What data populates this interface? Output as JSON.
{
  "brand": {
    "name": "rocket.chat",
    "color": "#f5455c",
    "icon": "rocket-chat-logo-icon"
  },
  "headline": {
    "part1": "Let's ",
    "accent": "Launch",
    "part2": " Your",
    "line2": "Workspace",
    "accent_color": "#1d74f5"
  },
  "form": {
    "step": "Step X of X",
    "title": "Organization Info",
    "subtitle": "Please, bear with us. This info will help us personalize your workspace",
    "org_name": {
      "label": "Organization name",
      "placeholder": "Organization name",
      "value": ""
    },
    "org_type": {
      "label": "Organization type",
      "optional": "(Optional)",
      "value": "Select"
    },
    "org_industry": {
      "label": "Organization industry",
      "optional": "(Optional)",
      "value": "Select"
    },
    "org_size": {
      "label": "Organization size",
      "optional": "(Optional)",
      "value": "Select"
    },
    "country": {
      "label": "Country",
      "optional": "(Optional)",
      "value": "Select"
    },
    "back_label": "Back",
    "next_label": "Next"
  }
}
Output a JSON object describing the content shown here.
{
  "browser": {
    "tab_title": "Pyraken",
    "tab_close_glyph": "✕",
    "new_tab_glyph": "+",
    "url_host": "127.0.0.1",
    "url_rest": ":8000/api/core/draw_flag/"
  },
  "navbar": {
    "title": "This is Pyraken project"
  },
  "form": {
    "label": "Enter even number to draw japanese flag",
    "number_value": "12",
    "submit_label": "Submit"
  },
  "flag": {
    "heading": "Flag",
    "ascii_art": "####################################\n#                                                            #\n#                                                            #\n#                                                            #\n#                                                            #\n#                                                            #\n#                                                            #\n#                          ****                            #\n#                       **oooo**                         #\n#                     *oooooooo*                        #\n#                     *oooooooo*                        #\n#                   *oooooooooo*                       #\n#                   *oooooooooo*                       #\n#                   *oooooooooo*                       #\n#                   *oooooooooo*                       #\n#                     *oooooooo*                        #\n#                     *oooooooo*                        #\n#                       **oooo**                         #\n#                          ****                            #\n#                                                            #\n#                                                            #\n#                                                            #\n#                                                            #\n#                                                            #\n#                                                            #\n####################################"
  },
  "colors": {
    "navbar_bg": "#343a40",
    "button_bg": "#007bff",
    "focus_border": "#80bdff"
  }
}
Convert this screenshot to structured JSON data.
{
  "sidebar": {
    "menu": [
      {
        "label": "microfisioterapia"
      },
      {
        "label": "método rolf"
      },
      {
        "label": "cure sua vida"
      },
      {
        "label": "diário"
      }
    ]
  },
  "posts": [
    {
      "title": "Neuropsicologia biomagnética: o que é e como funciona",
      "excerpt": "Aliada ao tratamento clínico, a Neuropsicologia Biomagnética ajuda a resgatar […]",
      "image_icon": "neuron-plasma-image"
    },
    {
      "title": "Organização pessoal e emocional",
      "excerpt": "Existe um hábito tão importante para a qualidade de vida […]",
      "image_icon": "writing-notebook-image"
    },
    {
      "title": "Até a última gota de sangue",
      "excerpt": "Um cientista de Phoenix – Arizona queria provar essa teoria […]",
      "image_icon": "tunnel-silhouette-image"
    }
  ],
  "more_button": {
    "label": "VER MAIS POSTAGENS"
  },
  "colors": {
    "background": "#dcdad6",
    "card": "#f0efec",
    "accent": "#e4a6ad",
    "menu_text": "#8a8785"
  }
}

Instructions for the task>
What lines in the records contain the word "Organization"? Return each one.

Solution to this exercise>
    "title": "Organization Info",
      "label": "Organization name",
      "placeholder": "Organization name",
      "label": "Organization type",
      "label": "Organization industry",
      "label": "Organization size",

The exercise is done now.